_INSTRUCTIONS TO FOLLOW:_ Repeat the full listing that follows, word for word.

_INPUT DATA:_
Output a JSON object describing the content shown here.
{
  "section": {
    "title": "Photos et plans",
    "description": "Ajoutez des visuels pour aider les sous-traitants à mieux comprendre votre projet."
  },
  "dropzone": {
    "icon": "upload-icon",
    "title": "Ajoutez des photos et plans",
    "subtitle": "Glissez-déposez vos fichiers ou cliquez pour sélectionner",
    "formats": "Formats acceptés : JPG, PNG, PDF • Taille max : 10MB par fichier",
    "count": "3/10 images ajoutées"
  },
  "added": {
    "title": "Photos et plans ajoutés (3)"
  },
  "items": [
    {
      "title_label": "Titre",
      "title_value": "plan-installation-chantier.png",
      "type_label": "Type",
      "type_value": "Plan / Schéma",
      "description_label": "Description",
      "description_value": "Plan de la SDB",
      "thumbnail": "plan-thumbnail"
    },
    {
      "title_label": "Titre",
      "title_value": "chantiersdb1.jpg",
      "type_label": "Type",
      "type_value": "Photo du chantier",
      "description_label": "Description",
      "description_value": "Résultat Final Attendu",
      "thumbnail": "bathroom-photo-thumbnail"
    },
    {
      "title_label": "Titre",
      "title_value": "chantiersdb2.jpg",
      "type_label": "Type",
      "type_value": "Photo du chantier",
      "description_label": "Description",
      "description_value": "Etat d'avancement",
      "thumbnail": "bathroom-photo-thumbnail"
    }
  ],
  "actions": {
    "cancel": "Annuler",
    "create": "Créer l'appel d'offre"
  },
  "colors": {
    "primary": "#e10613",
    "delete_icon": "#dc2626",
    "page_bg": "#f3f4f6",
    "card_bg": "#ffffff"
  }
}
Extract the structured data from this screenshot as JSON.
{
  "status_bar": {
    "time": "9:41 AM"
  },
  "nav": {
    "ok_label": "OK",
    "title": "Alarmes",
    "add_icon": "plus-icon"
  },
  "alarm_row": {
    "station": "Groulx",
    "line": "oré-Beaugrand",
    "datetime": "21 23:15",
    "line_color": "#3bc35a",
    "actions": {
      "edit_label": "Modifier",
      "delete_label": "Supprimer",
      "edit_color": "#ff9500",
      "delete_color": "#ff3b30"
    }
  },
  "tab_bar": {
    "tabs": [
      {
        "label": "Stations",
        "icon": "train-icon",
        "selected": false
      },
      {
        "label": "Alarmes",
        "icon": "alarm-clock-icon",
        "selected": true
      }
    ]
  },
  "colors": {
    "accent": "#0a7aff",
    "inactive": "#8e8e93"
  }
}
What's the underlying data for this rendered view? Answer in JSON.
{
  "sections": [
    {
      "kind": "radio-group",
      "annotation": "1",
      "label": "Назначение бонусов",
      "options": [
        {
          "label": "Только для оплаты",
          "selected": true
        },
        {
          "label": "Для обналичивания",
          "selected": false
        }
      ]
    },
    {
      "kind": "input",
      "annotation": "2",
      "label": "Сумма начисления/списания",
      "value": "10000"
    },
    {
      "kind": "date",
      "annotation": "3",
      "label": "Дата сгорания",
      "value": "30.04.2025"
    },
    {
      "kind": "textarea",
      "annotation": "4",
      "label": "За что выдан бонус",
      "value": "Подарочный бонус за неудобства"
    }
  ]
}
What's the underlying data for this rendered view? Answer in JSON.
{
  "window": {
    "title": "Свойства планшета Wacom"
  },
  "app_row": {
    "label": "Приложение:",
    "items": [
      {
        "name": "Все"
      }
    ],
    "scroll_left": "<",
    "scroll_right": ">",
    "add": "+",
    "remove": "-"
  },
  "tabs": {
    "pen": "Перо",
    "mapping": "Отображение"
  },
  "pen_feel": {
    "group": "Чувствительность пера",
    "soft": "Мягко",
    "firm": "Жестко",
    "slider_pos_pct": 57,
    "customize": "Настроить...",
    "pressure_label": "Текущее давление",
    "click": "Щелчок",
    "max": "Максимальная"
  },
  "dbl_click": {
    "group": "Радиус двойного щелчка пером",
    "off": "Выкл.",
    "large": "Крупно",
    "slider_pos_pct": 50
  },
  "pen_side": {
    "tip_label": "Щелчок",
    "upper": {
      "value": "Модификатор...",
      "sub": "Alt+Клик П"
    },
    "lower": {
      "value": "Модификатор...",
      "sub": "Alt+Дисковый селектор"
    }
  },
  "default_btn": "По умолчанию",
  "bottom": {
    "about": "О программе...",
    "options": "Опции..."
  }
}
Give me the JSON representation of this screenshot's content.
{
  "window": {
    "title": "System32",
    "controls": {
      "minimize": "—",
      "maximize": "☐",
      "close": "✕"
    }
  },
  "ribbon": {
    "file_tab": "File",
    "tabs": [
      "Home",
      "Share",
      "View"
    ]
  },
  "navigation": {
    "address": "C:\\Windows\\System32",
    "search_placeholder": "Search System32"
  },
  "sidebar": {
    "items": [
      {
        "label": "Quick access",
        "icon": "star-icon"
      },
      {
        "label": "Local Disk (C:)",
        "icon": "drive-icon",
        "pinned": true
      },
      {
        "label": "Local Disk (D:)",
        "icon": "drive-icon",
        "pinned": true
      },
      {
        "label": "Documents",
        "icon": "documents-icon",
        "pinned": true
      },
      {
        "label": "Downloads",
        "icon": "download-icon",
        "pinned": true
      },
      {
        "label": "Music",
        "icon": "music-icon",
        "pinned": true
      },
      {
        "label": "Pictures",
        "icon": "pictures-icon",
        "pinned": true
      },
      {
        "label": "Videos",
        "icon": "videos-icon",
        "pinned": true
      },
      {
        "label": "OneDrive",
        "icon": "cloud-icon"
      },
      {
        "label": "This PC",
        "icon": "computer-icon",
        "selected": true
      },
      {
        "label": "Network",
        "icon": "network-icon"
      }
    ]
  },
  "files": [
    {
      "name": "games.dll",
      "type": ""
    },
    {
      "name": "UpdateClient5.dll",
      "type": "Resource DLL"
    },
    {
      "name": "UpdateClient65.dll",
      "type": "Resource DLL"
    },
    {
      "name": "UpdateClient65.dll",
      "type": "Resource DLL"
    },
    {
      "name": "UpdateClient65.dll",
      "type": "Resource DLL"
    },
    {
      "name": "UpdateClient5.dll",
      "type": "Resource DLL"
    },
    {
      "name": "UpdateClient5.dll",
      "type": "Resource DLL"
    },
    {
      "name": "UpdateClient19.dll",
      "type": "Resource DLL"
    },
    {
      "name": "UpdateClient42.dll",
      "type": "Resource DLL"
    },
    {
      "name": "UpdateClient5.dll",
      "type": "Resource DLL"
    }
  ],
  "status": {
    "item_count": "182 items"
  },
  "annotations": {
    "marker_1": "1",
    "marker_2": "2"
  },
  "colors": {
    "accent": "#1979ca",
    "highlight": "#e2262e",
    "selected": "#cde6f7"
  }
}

_REPLY:_
Output a JSON object describing the content shown here.
{
  "section": {
    "title": "Photos et plans",
    "description": "Ajoutez des visuels pour aider les sous-traitants à mieux comprendre votre projet."
  },
  "dropzone": {
    "icon": "upload-icon",
    "title": "Ajoutez des photos et plans",
    "subtitle": "Glissez-déposez vos fichiers ou cliquez pour sélectionner",
    "formats": "Formats acceptés : JPG, PNG, PDF • Taille max : 10MB par fichier",
    "count": "3/10 images ajoutées"
  },
  "added": {
    "title": "Photos et plans ajoutés (3)"
  },
  "items": [
    {
      "title_label": "Titre",
      "title_value": "plan-installation-chantier.png",
      "type_label": "Type",
      "type_value": "Plan / Schéma",
      "description_label": "Description",
      "description_value": "Plan de la SDB",
      "thumbnail": "plan-thumbnail"
    },
    {
      "title_label": "Titre",
      "title_value": "chantiersdb1.jpg",
      "type_label": "Type",
      "type_value": "Photo du chantier",
      "description_label": "Description",
      "description_value": "Résultat Final Attendu",
      "thumbnail": "bathroom-photo-thumbnail"
    },
    {
      "title_label": "Titre",
      "title_value": "chantiersdb2.jpg",
      "type_label": "Type",
      "type_value": "Photo du chantier",
      "description_label": "Description",
      "description_value": "Etat d'avancement",
      "thumbnail": "bathroom-photo-thumbnail"
    }
  ],
  "actions": {
    "cancel": "Annuler",
    "create": "Créer l'appel d'offre"
  },
  "colors": {
    "primary": "#e10613",
    "delete_icon": "#dc2626",
    "page_bg": "#f3f4f6",
    "card_bg": "#ffffff"
  }
}
Extract the structured data from this screenshot as JSON.
{
  "status_bar": {
    "time": "9:41 AM"
  },
  "nav": {
    "ok_label": "OK",
    "title": "Alarmes",
    "add_icon": "plus-icon"
  },
  "alarm_row": {
    "station": "Groulx",
    "line": "oré-Beaugrand",
    "datetime": "21 23:15",
    "line_color": "#3bc35a",
    "actions": {
      "edit_label": "Modifier",
      "delete_label": "Supprimer",
      "edit_color": "#ff9500",
      "delete_color": "#ff3b30"
    }
  },
  "tab_bar": {
    "tabs": [
      {
        "label": "Stations",
        "icon": "train-icon",
        "selected": false
      },
      {
        "label": "Alarmes",
        "icon": "alarm-clock-icon",
        "selected": true
      }
    ]
  },
  "colors": {
    "accent": "#0a7aff",
    "inactive": "#8e8e93"
  }
}
What's the underlying data for this rendered view? Answer in JSON.
{
  "sections": [
    {
      "kind": "radio-group",
      "annotation": "1",
      "label": "Назначение бонусов",
      "options": [
        {
          "label": "Только для оплаты",
          "selected": true
        },
        {
          "label": "Для обналичивания",
          "selected": false
        }
      ]
    },
    {
      "kind": "input",
      "annotation": "2",
      "label": "Сумма начисления/списания",
      "value": "10000"
    },
    {
      "kind": "date",
      "annotation": "3",
      "label": "Дата сгорания",
      "value": "30.04.2025"
    },
    {
      "kind": "textarea",
      "annotation": "4",
      "label": "За что выдан бонус",
      "value": "Подарочный бонус за неудобства"
    }
  ]
}
What's the underlying data for this rendered view? Answer in JSON.
{
  "window": {
    "title": "Свойства планшета Wacom"
  },
  "app_row": {
    "label": "Приложение:",
    "items": [
      {
        "name": "Все"
      }
    ],
    "scroll_left": "<",
    "scroll_right": ">",
    "add": "+",
    "remove": "-"
  },
  "tabs": {
    "pen": "Перо",
    "mapping": "Отображение"
  },
  "pen_feel": {
    "group": "Чувствительность пера",
    "soft": "Мягко",
    "firm": "Жестко",
    "slider_pos_pct": 57,
    "customize": "Настроить...",
    "pressure_label": "Текущее давление",
    "click": "Щелчок",
    "max": "Максимальная"
  },
  "dbl_click": {
    "group": "Радиус двойного щелчка пером",
    "off": "Выкл.",
    "large": "Крупно",
    "slider_pos_pct": 50
  },
  "pen_side": {
    "tip_label": "Щелчок",
    "upper": {
      "value": "Модификатор...",
      "sub": "Alt+Клик П"
    },
    "lower": {
      "value": "Модификатор...",
      "sub": "Alt+Дисковый селектор"
    }
  },
  "default_btn": "По умолчанию",
  "bottom": {
    "about": "О программе...",
    "options": "Опции..."
  }
}
Give me the JSON representation of this screenshot's content.
{
  "window": {
    "title": "System32",
    "controls": {
      "minimize": "—",
      "maximize": "☐",
      "close": "✕"
    }
  },
  "ribbon": {
    "file_tab": "File",
    "tabs": [
      "Home",
      "Share",
      "View"
    ]
  },
  "navigation": {
    "address": "C:\\Windows\\System32",
    "search_placeholder": "Search System32"
  },
  "sidebar": {
    "items": [
      {
        "label": "Quick access",
        "icon": "star-icon"
      },
      {
        "label": "Local Disk (C:)",
        "icon": "drive-icon",
        "pinned": true
      },
      {
        "label": "Local Disk (D:)",
        "icon": "drive-icon",
        "pinned": true
      },
      {
        "label": "Documents",
        "icon": "documents-icon",
        "pinned": true
      },
      {
        "label": "Downloads",
        "icon": "download-icon",
        "pinned": true
      },
      {
        "label": "Music",
        "icon": "music-icon",
        "pinned": true
      },
      {
        "label": "Pictures",
        "icon": "pictures-icon",
        "pinned": true
      },
      {
        "label": "Videos",
        "icon": "videos-icon",
        "pinned": true
      },
      {
        "label": "OneDrive",
        "icon": "cloud-icon"
      },
      {
        "label": "This PC",
        "icon": "computer-icon",
        "selected": true
      },
      {
        "label": "Network",
        "icon": "network-icon"
      }
    ]
  },
  "files": [
    {
      "name": "games.dll",
      "type": ""
    },
    {
      "name": "UpdateClient5.dll",
      "type": "Resource DLL"
    },
    {
      "name": "UpdateClient65.dll",
      "type": "Resource DLL"
    },
    {
      "name": "UpdateClient65.dll",
      "type": "Resource DLL"
    },
    {
      "name": "UpdateClient65.dll",
      "type": "Resource DLL"
    },
    {
      "name": "UpdateClient5.dll",
      "type": "Resource DLL"
    },
    {
      "name": "UpdateClient5.dll",
      "type": "Resource DLL"
    },
    {
      "name": "UpdateClient19.dll",
      "type": "Resource DLL"
    },
    {
      "name": "UpdateClient42.dll",
      "type": "Resource DLL"
    },
    {
      "name": "UpdateClient5.dll",
      "type": "Resource DLL"
    }
  ],
  "status": {
    "item_count": "182 items"
  },
  "annotations": {
    "marker_1": "1",
    "marker_2": "2"
  },
  "colors": {
    "accent": "#1979ca",
    "highlight": "#e2262e",
    "selected": "#cde6f7"
  }
}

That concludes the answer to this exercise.